[Extracted records]
*** Block opens ***
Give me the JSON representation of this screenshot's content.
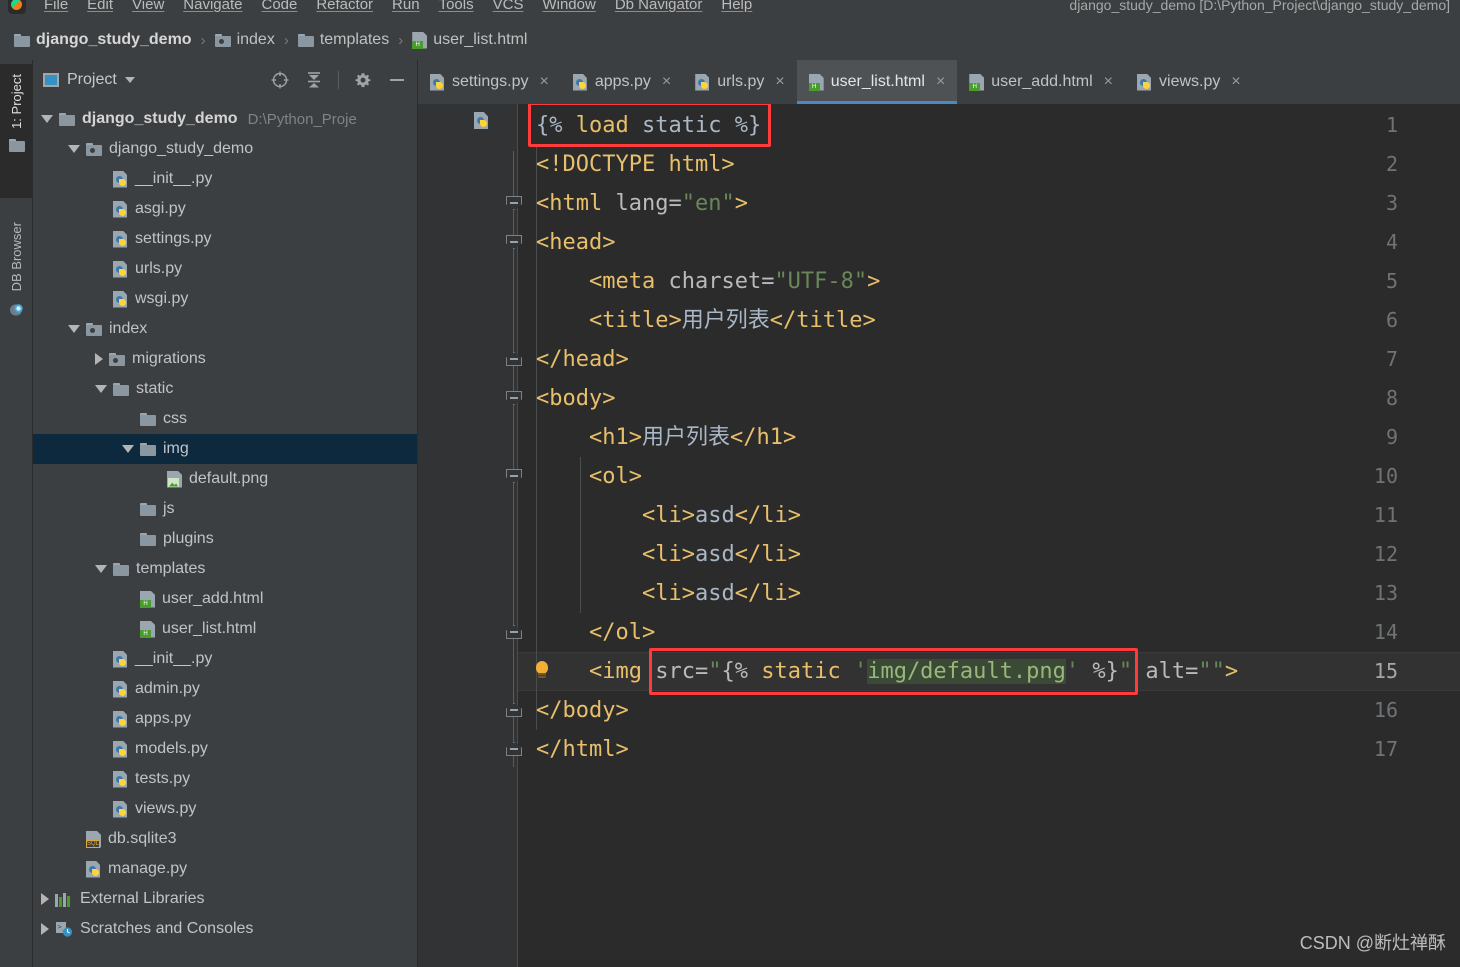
{
  "window": {
    "title": "django_study_demo [D:\\Python_Project\\django_study_demo]",
    "logo": "pycharm-logo-icon"
  },
  "menubar": {
    "items": [
      "File",
      "Edit",
      "View",
      "Navigate",
      "Code",
      "Refactor",
      "Run",
      "Tools",
      "VCS",
      "Window",
      "Db Navigator",
      "Help"
    ]
  },
  "breadcrumb": {
    "items": [
      {
        "label": "django_study_demo",
        "icon": "folder-icon",
        "bold": true
      },
      {
        "label": "index",
        "icon": "module-folder-icon",
        "bold": false
      },
      {
        "label": "templates",
        "icon": "folder-icon",
        "bold": false
      },
      {
        "label": "user_list.html",
        "icon": "html-file-icon",
        "bold": false
      }
    ],
    "separator": "›"
  },
  "toolstrip": {
    "buttons": [
      {
        "label": "1: Project",
        "icon": "project-folder-icon",
        "active": true
      },
      {
        "label": "DB Browser",
        "icon": "db-browser-icon",
        "active": false
      }
    ]
  },
  "project_panel": {
    "title": "Project",
    "caret": "chevron-down-icon",
    "tools": [
      "locate-target-icon",
      "collapse-all-icon",
      "settings-gear-icon",
      "hide-minus-icon"
    ],
    "tree": [
      {
        "depth": 0,
        "arrow": "down",
        "icon": "folder-icon",
        "name": "django_study_demo",
        "bold": true,
        "path": "D:\\Python_Proje",
        "selected": false
      },
      {
        "depth": 1,
        "arrow": "down",
        "icon": "module-folder-icon",
        "name": "django_study_demo",
        "bold": false,
        "path": "",
        "selected": false
      },
      {
        "depth": 2,
        "arrow": "none",
        "icon": "python-file-icon",
        "name": "__init__.py",
        "bold": false,
        "path": "",
        "selected": false
      },
      {
        "depth": 2,
        "arrow": "none",
        "icon": "python-file-icon",
        "name": "asgi.py",
        "bold": false,
        "path": "",
        "selected": false
      },
      {
        "depth": 2,
        "arrow": "none",
        "icon": "python-file-icon",
        "name": "settings.py",
        "bold": false,
        "path": "",
        "selected": false
      },
      {
        "depth": 2,
        "arrow": "none",
        "icon": "python-file-icon",
        "name": "urls.py",
        "bold": false,
        "path": "",
        "selected": false
      },
      {
        "depth": 2,
        "arrow": "none",
        "icon": "python-file-icon",
        "name": "wsgi.py",
        "bold": false,
        "path": "",
        "selected": false
      },
      {
        "depth": 1,
        "arrow": "down",
        "icon": "module-folder-icon",
        "name": "index",
        "bold": false,
        "path": "",
        "selected": false
      },
      {
        "depth": 2,
        "arrow": "right",
        "icon": "module-folder-icon",
        "name": "migrations",
        "bold": false,
        "path": "",
        "selected": false
      },
      {
        "depth": 2,
        "arrow": "down",
        "icon": "folder-icon",
        "name": "static",
        "bold": false,
        "path": "",
        "selected": false
      },
      {
        "depth": 3,
        "arrow": "none",
        "icon": "folder-icon",
        "name": "css",
        "bold": false,
        "path": "",
        "selected": false
      },
      {
        "depth": 3,
        "arrow": "down",
        "icon": "folder-icon",
        "name": "img",
        "bold": false,
        "path": "",
        "selected": true
      },
      {
        "depth": 4,
        "arrow": "none",
        "icon": "image-file-icon",
        "name": "default.png",
        "bold": false,
        "path": "",
        "selected": false
      },
      {
        "depth": 3,
        "arrow": "none",
        "icon": "folder-icon",
        "name": "js",
        "bold": false,
        "path": "",
        "selected": false
      },
      {
        "depth": 3,
        "arrow": "none",
        "icon": "folder-icon",
        "name": "plugins",
        "bold": false,
        "path": "",
        "selected": false
      },
      {
        "depth": 2,
        "arrow": "down",
        "icon": "folder-icon",
        "name": "templates",
        "bold": false,
        "path": "",
        "selected": false
      },
      {
        "depth": 3,
        "arrow": "none",
        "icon": "html-file-icon",
        "name": "user_add.html",
        "bold": false,
        "path": "",
        "selected": false
      },
      {
        "depth": 3,
        "arrow": "none",
        "icon": "html-file-icon",
        "name": "user_list.html",
        "bold": false,
        "path": "",
        "selected": false
      },
      {
        "depth": 2,
        "arrow": "none",
        "icon": "python-file-icon",
        "name": "__init__.py",
        "bold": false,
        "path": "",
        "selected": false
      },
      {
        "depth": 2,
        "arrow": "none",
        "icon": "python-file-icon",
        "name": "admin.py",
        "bold": false,
        "path": "",
        "selected": false
      },
      {
        "depth": 2,
        "arrow": "none",
        "icon": "python-file-icon",
        "name": "apps.py",
        "bold": false,
        "path": "",
        "selected": false
      },
      {
        "depth": 2,
        "arrow": "none",
        "icon": "python-file-icon",
        "name": "models.py",
        "bold": false,
        "path": "",
        "selected": false
      },
      {
        "depth": 2,
        "arrow": "none",
        "icon": "python-file-icon",
        "name": "tests.py",
        "bold": false,
        "path": "",
        "selected": false
      },
      {
        "depth": 2,
        "arrow": "none",
        "icon": "python-file-icon",
        "name": "views.py",
        "bold": false,
        "path": "",
        "selected": false
      },
      {
        "depth": 1,
        "arrow": "none",
        "icon": "sql-file-icon",
        "name": "db.sqlite3",
        "bold": false,
        "path": "",
        "selected": false
      },
      {
        "depth": 1,
        "arrow": "none",
        "icon": "python-file-icon",
        "name": "manage.py",
        "bold": false,
        "path": "",
        "selected": false
      },
      {
        "depth": 0,
        "arrow": "right",
        "icon": "external-libraries-icon",
        "name": "External Libraries",
        "bold": false,
        "path": "",
        "selected": false
      },
      {
        "depth": 0,
        "arrow": "right",
        "icon": "scratches-icon",
        "name": "Scratches and Consoles",
        "bold": false,
        "path": "",
        "selected": false
      }
    ]
  },
  "editor": {
    "tabs": [
      {
        "label": "settings.py",
        "icon": "python-file-icon",
        "active": false,
        "close": "×"
      },
      {
        "label": "apps.py",
        "icon": "python-file-icon",
        "active": false,
        "close": "×"
      },
      {
        "label": "urls.py",
        "icon": "python-file-icon",
        "active": false,
        "close": "×"
      },
      {
        "label": "user_list.html",
        "icon": "html-file-icon",
        "active": true,
        "close": "×"
      },
      {
        "label": "user_add.html",
        "icon": "html-file-icon",
        "active": false,
        "close": "×"
      },
      {
        "label": "views.py",
        "icon": "python-file-icon",
        "active": false,
        "close": "×"
      }
    ],
    "current_line": 15,
    "line_numbers": [
      1,
      2,
      3,
      4,
      5,
      6,
      7,
      8,
      9,
      10,
      11,
      12,
      13,
      14,
      15,
      16,
      17
    ],
    "code_lines": [
      {
        "n": 1,
        "text": "{% load static %}"
      },
      {
        "n": 2,
        "text": "<!DOCTYPE html>"
      },
      {
        "n": 3,
        "text": "<html lang=\"en\">"
      },
      {
        "n": 4,
        "text": "<head>"
      },
      {
        "n": 5,
        "text": "    <meta charset=\"UTF-8\">"
      },
      {
        "n": 6,
        "text": "    <title>用户列表</title>"
      },
      {
        "n": 7,
        "text": "</head>"
      },
      {
        "n": 8,
        "text": "<body>"
      },
      {
        "n": 9,
        "text": "    <h1>用户列表</h1>"
      },
      {
        "n": 10,
        "text": "    <ol>"
      },
      {
        "n": 11,
        "text": "        <li>asd</li>"
      },
      {
        "n": 12,
        "text": "        <li>asd</li>"
      },
      {
        "n": 13,
        "text": "        <li>asd</li>"
      },
      {
        "n": 14,
        "text": "    </ol>"
      },
      {
        "n": 15,
        "text": "    <img src=\"{% static 'img/default.png' %}\" alt=\"\">"
      },
      {
        "n": 16,
        "text": "</body>"
      },
      {
        "n": 17,
        "text": "</html>"
      }
    ],
    "gutter_icons": [
      {
        "line": 1,
        "icon": "django-template-file-icon"
      },
      {
        "line": 15,
        "icon": "intention-bulb-icon"
      }
    ],
    "annotations": [
      {
        "name": "load-static-highlight",
        "line": 1,
        "color": "#ff3b3b"
      },
      {
        "name": "static-src-highlight",
        "line": 15,
        "color": "#ff3b3b"
      }
    ]
  },
  "watermark": {
    "text": "CSDN @断灶禅酥"
  },
  "colors": {
    "editor_bg": "#2b2b2b",
    "panel_bg": "#3c3f41",
    "gutter_bg": "#313335",
    "selection": "#0d293e",
    "tab_active": "#4e5254",
    "tab_underline": "#4a88c7",
    "tag": "#e8bf6a",
    "attr": "#bababa",
    "value": "#6a8759",
    "text": "#a9b7c6",
    "annotation_red": "#ff3b3b"
  }
}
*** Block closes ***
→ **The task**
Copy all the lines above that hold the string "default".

→ **Solution to the exercise**
        "name": "default.png",
        "text": "    <img src=\"{% static 'img/default.png' %}\" alt=\"\">"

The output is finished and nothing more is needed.